Momentum is a great example of a brand that is doing this. Once again this year, they have launched their “Womentum” campaign for Women’s Month. What we enjoy about this campaign, is that Momentum as a brand has long stood to empower women in sport - through their sponsorship of the Protea Women’s Cricket team over the years and also in partnering with the Gsport Trust. So, when this brand changes their “M” to a “W” it isn’t just a symbol for the month - it speaks to a long term commitment to engaging meaningfully with the role of women in sport. When we dug a little deeper, it was great to see that their group chief marketing officer is Nontokozo Madonsela - a black woman. On double-clicking a little more, we saw that their board is made up of a fair split of men and women from different walks of life. We love to see it.
'The Rise of Eve' recognises the rise of the female economy as women increasingly take the lead at home and the workplace...
20 Aug 2019
The big advantage that diversity has is that it brings a number of different voices, and lived experiences to the table. When done right, diversity is a competitive advantage because it allows brands to connect meaningfully with consumers from across the spectrum.
Furthermore, brands need to act more responsibly in how they market their products to girl children. Instead of always portraying girl children in pink, looking cute and fragile - represent them as children running around with dirt on their faces just like you portray boys. It is our responsibility as brand custodians, to undo all the passive marketing targeted towards girls and women, as these kinds of messages have long-term psychological effects on how women view themselves and how they move around the world – including our workspaces. When we bring more voices to the table, we open up that conversation so there isn’t one worldview crafting our messages.
Society also needs to stop prioritising racial equality over gender equality. Can women’s issues get the same energy, please?
Women's Day should be a time to reflect on how we can reach real equality - and to honour the women who are fighting to get there...
Michael Hathorn, Ginkgo Agency 8 Aug 2019
Why are we still here?
It’s been 64 years since that revolutionary march to the Union Buildings led by Lillian Ngoyi, Helen Joseph, Rahima Moosa and Sophia Williams-De Bruyn. Why do we still need to justify the significance of giving women a seat at the table?
Unfortunately, we’re still having this conversation because it’s not being had in the spaces where it matters. The racial and gender inclusion conversation is a very uncomfortable one to have, however it is a very necessary conversation that stands to benefit everyone

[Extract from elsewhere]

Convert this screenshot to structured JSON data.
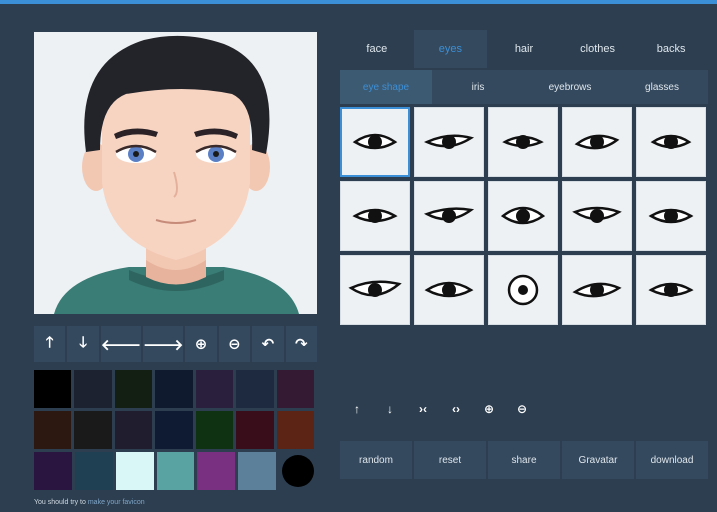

. And to the detriment of many corporates, this conversation hasn’t been happening because their bottom line is valued over inclusion. Leaders need to realise that there is great power that lies in leaning into this discomfort, as well as the positive impact that bringing women into decision-making rooms has on both their bottom line and company culture.
How can you be an ally?
Create space for uncomfortable conversations within your brands and organisations. It’s so easy to build a relationship with someone who has a similar background, but the magic really happens when people from different backgrounds genuinely collaborate.
It’s not just about giving women, and people who are different, a seat at the table. It’s about ensuring that once they’re in the room, they are empowered to speak up from that seat and that they are heard when they do. When the women of 1956 started this, it was about so much more than teas and luncheons. Let’s remember that, and honour them in how we commemorate women in South Africa.